Greater relaxation, better focus, and more self-awareness are among the most often cited benefits of meditation in the classroom. Numerous studies and anecdotes from educators point to the positive changes meditation brings to the classroom:
A study published in the Journal of Applied School Psychology showed that mindful awareness exercises helped first, second, and third graders reduce their anxiety and do better in school.
A study at the University of British Columbia showed that mindfulness exercises heightened optimism, attention, and behavior and reduced aggression among fourth through seventh graders.
Teachers report classrooms are more peaceful when they build meditation into their lesson plans.
Teachers report that relationships between students improve, with the children showing more compassion toward one another.
Teachers find that meditation can better prepare students for learning by improving their attention skills and reducing test anxiety.
Meditation has helped children with ADHD improve their attention span so that they can participate in classroom learning.
Educators are using meditation in working with children with autism.
Teachers with a meditation practice who introduced meditation to their students found the students looked forward to the meditation, which made their classes calmer and more relaxed.
Research in high schools in Augusta, Georgia found that transcendental meditation decreased misbehavior, suspensions, and class absence and even lowered students’ blood pressure.
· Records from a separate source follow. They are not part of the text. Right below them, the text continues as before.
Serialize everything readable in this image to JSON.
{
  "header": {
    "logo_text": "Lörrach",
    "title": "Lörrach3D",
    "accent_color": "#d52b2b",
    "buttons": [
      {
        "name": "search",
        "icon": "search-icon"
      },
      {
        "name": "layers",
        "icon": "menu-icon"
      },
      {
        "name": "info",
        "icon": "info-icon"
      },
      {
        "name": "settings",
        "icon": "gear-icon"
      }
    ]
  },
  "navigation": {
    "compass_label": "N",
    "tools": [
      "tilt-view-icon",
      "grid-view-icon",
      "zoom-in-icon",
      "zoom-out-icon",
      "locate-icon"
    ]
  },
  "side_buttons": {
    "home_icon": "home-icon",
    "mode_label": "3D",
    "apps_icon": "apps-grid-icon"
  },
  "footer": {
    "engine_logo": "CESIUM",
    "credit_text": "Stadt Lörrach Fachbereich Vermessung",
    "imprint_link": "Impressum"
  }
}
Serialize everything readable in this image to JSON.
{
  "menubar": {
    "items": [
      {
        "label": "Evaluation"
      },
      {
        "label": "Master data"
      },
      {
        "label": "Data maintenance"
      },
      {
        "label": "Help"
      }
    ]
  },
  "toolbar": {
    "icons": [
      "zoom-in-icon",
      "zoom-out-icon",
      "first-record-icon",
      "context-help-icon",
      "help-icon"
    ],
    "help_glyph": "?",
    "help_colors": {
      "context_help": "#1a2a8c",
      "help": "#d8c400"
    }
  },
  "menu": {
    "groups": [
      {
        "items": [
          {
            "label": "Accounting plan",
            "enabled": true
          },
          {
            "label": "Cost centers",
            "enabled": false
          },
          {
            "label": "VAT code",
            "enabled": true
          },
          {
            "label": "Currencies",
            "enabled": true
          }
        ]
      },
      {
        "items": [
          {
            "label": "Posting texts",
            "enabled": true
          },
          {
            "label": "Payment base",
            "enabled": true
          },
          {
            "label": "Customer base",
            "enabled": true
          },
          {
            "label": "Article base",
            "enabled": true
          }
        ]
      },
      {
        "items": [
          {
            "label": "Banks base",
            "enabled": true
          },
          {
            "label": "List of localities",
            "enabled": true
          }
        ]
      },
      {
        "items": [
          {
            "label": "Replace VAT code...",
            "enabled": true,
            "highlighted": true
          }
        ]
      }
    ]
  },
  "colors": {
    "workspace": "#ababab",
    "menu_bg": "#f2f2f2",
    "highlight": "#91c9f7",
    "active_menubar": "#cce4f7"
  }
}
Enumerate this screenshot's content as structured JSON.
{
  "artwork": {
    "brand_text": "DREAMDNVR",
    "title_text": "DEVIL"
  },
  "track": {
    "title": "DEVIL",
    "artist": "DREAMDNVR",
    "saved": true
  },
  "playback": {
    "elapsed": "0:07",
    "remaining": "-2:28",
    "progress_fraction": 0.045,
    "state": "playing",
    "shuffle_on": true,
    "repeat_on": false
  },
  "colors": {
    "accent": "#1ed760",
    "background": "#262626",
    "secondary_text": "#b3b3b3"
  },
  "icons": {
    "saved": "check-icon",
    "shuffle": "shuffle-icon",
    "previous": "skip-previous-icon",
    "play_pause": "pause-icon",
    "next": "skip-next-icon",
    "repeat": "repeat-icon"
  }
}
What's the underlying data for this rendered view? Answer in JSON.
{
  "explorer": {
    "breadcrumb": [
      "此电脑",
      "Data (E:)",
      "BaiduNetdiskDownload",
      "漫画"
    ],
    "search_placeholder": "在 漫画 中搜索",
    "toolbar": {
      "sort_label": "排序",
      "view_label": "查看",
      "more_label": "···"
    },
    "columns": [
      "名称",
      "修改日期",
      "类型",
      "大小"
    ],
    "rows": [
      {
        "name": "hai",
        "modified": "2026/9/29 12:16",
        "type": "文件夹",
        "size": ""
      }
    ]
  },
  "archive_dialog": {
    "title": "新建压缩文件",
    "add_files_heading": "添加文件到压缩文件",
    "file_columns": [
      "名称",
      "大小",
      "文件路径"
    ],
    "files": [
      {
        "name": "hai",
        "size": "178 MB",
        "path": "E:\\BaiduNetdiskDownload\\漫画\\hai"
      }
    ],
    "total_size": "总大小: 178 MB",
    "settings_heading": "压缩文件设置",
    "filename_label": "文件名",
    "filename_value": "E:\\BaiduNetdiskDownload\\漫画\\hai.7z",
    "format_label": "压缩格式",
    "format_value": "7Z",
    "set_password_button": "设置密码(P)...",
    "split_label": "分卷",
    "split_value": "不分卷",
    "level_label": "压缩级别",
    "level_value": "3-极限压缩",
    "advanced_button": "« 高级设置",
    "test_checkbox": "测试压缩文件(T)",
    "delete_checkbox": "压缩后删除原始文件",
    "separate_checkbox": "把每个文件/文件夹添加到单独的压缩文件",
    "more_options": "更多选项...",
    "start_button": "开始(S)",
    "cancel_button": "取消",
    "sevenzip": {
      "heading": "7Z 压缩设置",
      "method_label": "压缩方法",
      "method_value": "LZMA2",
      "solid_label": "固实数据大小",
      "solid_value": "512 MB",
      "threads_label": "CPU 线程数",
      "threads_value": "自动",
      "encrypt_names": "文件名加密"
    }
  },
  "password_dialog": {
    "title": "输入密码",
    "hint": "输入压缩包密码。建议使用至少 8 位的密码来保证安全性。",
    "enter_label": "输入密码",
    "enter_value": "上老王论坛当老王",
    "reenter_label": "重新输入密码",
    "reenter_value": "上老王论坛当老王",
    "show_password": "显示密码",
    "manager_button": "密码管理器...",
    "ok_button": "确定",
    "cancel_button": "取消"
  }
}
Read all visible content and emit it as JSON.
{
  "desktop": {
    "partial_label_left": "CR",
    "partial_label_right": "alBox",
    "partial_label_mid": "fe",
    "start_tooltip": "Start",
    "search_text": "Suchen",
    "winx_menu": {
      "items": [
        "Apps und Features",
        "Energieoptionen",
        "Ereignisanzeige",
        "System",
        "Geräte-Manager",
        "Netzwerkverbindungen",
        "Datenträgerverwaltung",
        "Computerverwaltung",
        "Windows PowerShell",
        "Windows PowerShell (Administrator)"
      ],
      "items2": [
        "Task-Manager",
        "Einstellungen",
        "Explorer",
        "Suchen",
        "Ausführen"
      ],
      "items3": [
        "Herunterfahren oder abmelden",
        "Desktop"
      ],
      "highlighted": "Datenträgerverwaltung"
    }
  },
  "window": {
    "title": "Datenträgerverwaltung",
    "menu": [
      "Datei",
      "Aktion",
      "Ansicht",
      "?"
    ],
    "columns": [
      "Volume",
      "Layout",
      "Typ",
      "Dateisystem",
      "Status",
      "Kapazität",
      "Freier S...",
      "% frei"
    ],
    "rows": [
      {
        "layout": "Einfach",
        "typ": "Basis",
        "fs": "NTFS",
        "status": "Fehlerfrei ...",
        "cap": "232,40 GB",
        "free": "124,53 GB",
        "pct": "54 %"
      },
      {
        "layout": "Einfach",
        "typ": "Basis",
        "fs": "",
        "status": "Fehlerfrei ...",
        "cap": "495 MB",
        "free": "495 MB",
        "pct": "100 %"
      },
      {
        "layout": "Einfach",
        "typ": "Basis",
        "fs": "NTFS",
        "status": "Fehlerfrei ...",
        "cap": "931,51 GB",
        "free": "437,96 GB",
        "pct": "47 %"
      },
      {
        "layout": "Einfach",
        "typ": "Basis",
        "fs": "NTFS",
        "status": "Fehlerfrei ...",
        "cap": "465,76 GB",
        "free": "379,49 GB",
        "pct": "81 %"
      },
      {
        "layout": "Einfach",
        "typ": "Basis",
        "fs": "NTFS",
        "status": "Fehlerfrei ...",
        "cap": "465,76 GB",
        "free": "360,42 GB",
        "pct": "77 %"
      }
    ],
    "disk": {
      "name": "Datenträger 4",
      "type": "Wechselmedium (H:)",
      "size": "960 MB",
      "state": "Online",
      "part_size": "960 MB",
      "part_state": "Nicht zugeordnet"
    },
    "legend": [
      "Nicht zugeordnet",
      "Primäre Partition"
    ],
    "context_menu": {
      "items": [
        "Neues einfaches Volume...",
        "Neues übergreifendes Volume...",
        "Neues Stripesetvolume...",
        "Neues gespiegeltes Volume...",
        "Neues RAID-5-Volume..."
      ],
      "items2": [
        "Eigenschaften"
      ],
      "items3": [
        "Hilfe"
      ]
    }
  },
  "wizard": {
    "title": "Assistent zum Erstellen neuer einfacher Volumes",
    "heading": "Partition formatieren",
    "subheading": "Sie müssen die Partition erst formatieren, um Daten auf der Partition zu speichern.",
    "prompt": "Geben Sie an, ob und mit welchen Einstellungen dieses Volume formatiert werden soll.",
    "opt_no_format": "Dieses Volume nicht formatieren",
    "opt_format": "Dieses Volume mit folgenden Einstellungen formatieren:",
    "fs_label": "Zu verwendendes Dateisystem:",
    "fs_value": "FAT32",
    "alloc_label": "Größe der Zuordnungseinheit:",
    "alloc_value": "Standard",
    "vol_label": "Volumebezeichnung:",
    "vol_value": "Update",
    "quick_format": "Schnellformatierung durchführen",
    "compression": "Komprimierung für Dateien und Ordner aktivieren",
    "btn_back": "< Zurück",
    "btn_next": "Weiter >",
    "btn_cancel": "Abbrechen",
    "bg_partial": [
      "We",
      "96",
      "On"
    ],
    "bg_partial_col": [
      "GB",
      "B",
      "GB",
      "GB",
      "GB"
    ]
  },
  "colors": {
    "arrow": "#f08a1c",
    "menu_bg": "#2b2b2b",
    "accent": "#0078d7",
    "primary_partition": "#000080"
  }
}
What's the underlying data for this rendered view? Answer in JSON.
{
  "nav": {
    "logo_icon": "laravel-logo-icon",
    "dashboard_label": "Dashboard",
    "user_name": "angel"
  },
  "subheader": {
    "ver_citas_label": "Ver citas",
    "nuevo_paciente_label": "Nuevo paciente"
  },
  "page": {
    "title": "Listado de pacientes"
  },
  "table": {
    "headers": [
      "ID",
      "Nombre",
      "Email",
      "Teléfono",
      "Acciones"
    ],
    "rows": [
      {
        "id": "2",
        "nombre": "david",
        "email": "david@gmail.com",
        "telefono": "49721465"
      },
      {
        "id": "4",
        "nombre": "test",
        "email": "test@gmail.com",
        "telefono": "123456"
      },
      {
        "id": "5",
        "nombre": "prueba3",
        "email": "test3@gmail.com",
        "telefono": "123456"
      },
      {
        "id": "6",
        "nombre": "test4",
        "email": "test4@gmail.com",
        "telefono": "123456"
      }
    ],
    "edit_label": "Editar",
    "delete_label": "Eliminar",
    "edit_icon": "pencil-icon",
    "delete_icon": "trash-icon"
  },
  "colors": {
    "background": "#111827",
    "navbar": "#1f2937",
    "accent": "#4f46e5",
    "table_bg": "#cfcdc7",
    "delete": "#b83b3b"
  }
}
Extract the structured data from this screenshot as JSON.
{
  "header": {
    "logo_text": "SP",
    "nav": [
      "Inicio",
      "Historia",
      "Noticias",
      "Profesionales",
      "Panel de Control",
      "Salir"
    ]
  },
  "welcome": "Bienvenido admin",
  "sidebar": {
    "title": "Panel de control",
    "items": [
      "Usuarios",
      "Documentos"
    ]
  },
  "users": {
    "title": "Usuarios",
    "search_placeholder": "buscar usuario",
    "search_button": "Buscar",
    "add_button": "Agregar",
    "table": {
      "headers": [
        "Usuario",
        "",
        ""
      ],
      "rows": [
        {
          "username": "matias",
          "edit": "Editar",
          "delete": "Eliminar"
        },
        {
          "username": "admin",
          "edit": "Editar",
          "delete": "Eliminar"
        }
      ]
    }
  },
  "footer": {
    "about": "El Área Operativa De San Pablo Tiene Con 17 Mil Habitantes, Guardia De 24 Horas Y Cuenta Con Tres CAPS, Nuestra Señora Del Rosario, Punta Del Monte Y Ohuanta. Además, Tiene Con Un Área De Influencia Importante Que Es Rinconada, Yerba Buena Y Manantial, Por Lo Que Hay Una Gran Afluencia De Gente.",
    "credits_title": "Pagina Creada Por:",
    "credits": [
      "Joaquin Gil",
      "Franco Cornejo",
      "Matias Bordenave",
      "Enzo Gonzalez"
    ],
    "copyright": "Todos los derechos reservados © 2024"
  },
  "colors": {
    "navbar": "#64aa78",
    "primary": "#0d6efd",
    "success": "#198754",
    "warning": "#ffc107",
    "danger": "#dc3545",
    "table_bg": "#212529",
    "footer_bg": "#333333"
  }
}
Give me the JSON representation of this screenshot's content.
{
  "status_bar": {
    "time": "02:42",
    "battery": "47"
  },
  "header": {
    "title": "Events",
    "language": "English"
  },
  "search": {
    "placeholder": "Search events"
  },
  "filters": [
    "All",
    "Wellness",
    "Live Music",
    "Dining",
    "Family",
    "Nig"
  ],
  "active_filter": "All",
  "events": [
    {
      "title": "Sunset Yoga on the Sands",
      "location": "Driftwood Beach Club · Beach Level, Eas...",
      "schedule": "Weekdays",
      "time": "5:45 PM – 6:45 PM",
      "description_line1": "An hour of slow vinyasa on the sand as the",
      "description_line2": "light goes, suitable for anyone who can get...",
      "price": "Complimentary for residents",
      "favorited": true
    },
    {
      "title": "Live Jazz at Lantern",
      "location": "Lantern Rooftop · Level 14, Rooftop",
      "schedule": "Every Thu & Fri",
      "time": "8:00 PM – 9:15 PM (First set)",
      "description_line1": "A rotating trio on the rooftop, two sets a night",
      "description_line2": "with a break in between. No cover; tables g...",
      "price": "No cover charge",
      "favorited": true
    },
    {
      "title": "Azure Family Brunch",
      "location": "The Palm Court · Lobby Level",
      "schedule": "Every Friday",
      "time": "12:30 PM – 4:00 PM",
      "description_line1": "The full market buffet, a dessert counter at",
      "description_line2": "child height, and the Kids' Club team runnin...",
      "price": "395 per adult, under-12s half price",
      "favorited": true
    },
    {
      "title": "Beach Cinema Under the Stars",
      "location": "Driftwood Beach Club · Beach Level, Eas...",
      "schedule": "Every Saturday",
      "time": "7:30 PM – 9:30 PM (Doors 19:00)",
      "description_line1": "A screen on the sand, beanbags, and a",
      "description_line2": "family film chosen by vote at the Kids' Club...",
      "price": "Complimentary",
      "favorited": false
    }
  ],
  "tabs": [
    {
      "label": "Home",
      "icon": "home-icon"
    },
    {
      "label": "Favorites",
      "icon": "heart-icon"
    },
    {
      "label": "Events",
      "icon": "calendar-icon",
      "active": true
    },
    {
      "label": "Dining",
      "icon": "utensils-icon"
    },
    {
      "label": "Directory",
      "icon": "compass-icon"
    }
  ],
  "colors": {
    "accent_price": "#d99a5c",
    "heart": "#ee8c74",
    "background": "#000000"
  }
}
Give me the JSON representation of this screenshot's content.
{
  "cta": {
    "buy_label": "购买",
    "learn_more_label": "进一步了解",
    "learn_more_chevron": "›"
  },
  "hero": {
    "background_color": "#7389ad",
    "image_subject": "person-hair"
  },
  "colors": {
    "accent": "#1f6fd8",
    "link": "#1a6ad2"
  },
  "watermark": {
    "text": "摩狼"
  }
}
Researchers found that second and third graders with low self-regulation skills showed increased self-regulation after eight weeks of mindfulness meditation for 30 minutes twice a week.